* **Exercise prompt**
Could you reproduce every entry that follows, exactly as shown?

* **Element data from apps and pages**
--------------------------------------------------

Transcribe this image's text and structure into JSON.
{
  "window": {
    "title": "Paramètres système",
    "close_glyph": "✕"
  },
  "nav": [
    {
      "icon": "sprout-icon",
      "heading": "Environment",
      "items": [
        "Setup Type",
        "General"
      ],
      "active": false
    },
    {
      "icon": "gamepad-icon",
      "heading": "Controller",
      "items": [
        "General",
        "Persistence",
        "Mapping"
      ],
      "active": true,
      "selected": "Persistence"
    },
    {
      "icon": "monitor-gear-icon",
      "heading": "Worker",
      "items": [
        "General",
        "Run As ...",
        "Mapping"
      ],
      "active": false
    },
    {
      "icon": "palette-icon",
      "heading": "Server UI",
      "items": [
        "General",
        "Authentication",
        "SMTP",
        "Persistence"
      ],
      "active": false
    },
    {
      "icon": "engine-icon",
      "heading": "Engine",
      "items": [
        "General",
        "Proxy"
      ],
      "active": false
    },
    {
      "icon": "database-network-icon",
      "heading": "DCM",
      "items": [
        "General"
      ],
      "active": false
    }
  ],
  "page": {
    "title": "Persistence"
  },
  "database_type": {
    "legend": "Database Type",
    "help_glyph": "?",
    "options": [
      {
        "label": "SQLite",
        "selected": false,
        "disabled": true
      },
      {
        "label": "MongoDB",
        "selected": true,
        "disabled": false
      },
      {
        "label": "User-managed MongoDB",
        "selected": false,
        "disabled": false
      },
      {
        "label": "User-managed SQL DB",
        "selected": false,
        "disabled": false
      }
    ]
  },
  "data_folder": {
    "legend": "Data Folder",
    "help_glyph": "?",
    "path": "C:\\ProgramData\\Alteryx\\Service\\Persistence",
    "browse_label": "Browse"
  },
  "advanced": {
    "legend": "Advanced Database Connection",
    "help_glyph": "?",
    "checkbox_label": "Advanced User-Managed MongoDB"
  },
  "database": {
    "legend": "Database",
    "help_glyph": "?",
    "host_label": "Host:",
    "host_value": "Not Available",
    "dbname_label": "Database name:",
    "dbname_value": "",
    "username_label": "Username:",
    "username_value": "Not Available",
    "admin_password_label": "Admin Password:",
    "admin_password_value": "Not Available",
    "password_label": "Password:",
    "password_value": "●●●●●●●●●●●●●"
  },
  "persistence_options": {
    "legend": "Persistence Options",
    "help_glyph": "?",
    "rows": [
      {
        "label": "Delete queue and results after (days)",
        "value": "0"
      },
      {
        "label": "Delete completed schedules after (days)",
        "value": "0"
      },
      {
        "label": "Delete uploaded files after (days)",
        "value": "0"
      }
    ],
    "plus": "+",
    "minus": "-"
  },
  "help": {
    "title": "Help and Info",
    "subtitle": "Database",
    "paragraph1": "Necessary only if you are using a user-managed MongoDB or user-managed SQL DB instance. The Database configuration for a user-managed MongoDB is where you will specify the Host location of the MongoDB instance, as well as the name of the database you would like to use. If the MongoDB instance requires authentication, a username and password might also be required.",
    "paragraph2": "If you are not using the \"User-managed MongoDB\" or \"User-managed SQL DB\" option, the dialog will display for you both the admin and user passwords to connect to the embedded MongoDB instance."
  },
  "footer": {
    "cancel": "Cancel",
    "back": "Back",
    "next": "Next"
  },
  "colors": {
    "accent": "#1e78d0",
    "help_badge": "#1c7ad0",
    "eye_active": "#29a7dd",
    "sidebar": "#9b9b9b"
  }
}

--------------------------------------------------

* **Answer to the problem**
Transcribe this image's text and structure into JSON.
{
  "window": {
    "title": "Paramètres système",
    "close_glyph": "✕"
  },
  "nav": [
    {
      "icon": "sprout-icon",
      "heading": "Environment",
      "items": [
        "Setup Type",
        "General"
      ],
      "active": false
    },
    {
      "icon": "gamepad-icon",
      "heading": "Controller",
      "items": [
        "General",
        "Persistence",
        "Mapping"
      ],
      "active": true,
      "selected": "Persistence"
    },
    {
      "icon": "monitor-gear-icon",
      "heading": "Worker",
      "items": [
        "General",
        "Run As ...",
        "Mapping"
      ],
      "active": false
    },
    {
      "icon": "palette-icon",
      "heading": "Server UI",
      "items": [
        "General",
        "Authentication",
        "SMTP",
        "Persistence"
      ],
      "active": false
    },
    {
      "icon": "engine-icon",
      "heading": "Engine",
      "items": [
        "General",
        "Proxy"
      ],
      "active": false
    },
    {
      "icon": "database-network-icon",
      "heading": "DCM",
      "items": [
        "General"
      ],
      "active": false
    }
  ],
  "page": {
    "title": "Persistence"
  },
  "database_type": {
    "legend": "Database Type",
    "help_glyph": "?",
    "options": [
      {
        "label": "SQLite",
        "selected": false,
        "disabled": true
      },
      {
        "label": "MongoDB",
        "selected": true,
        "disabled": false
      },
      {
        "label": "User-managed MongoDB",
        "selected": false,
        "disabled": false
      },
      {
        "label": "User-managed SQL DB",
        "selected": false,
        "disabled": false
      }
    ]
  },
  "data_folder": {
    "legend": "Data Folder",
    "help_glyph": "?",
    "path": "C:\\ProgramData\\Alteryx\\Service\\Persistence",
    "browse_label": "Browse"
  },
  "advanced": {
    "legend": "Advanced Database Connection",
    "help_glyph": "?",
    "checkbox_label": "Advanced User-Managed MongoDB"
  },
  "database": {
    "legend": "Database",
    "help_glyph": "?",
    "host_label": "Host:",
    "host_value": "Not Available",
    "dbname_label": "Database name:",
    "dbname_value": "",
    "username_label": "Username:",
    "username_value": "Not Available",
    "admin_password_label": "Admin Password:",
    "admin_password_value": "Not Available",
    "password_label": "Password:",
    "password_value": "●●●●●●●●●●●●●"
  },
  "persistence_options": {
    "legend": "Persistence Options",
    "help_glyph": "?",
    "rows": [
      {
        "label": "Delete queue and results after (days)",
        "value": "0"
      },
      {
        "label": "Delete completed schedules after (days)",
        "value": "0"
      },
      {
        "label": "Delete uploaded files after (days)",
        "value": "0"
      }
    ],
    "plus": "+",
    "minus": "-"
  },
  "help": {
    "title": "Help and Info",
    "subtitle": "Database",
    "paragraph1": "Necessary only if you are using a user-managed MongoDB or user-managed SQL DB instance. The Database configuration for a user-managed MongoDB is where you will specify the Host location of the MongoDB instance, as well as the name of the database you would like to use. If the MongoDB instance requires authentication, a username and password might also be required.",
    "paragraph2": "If you are not using the \"User-managed MongoDB\" or \"User-managed SQL DB\" option, the dialog will display for you both the admin and user passwords to connect to the embedded MongoDB instance."
  },
  "footer": {
    "cancel": "Cancel",
    "back": "Back",
    "next": "Next"
  },
  "colors": {
    "accent": "#1e78d0",
    "help_badge": "#1c7ad0",
    "eye_active": "#29a7dd",
    "sidebar": "#9b9b9b"
  }
}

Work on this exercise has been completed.